Using the listing that follows, return every line with the word "November".
>>>>
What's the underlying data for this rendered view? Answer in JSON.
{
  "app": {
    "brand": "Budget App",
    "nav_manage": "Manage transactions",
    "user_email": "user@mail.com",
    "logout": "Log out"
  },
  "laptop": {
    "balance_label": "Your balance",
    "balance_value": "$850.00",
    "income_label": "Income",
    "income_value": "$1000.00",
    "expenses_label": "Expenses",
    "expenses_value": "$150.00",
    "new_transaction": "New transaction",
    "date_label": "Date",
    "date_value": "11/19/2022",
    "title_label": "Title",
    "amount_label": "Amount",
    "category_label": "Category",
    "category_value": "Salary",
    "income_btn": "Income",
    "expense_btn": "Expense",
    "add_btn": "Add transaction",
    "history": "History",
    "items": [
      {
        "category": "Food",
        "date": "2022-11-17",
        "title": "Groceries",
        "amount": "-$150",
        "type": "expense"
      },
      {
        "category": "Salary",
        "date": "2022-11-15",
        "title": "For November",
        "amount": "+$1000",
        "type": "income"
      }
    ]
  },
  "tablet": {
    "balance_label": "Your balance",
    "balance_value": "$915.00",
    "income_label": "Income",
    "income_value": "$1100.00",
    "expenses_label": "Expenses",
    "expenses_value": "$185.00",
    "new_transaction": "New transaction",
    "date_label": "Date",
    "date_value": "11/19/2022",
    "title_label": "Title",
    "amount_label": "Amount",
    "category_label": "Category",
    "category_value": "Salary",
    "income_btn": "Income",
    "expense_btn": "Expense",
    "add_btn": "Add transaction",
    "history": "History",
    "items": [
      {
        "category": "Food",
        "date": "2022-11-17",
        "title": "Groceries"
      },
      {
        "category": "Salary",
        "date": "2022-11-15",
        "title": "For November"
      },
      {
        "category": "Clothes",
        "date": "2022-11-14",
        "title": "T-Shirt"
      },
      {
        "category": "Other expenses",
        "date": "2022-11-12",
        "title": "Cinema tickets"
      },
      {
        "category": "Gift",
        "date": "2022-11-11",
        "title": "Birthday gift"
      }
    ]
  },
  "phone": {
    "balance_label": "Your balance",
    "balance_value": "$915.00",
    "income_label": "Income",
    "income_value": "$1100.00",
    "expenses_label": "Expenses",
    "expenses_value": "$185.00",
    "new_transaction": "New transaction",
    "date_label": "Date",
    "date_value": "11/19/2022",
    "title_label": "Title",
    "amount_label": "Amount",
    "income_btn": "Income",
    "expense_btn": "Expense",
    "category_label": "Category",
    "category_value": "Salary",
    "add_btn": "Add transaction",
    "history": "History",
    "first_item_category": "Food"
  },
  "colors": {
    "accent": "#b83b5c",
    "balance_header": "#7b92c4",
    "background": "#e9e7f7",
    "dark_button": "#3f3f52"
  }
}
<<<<
## EXERCISE OUTPUT
        "title": "For November",
        "title": "For November"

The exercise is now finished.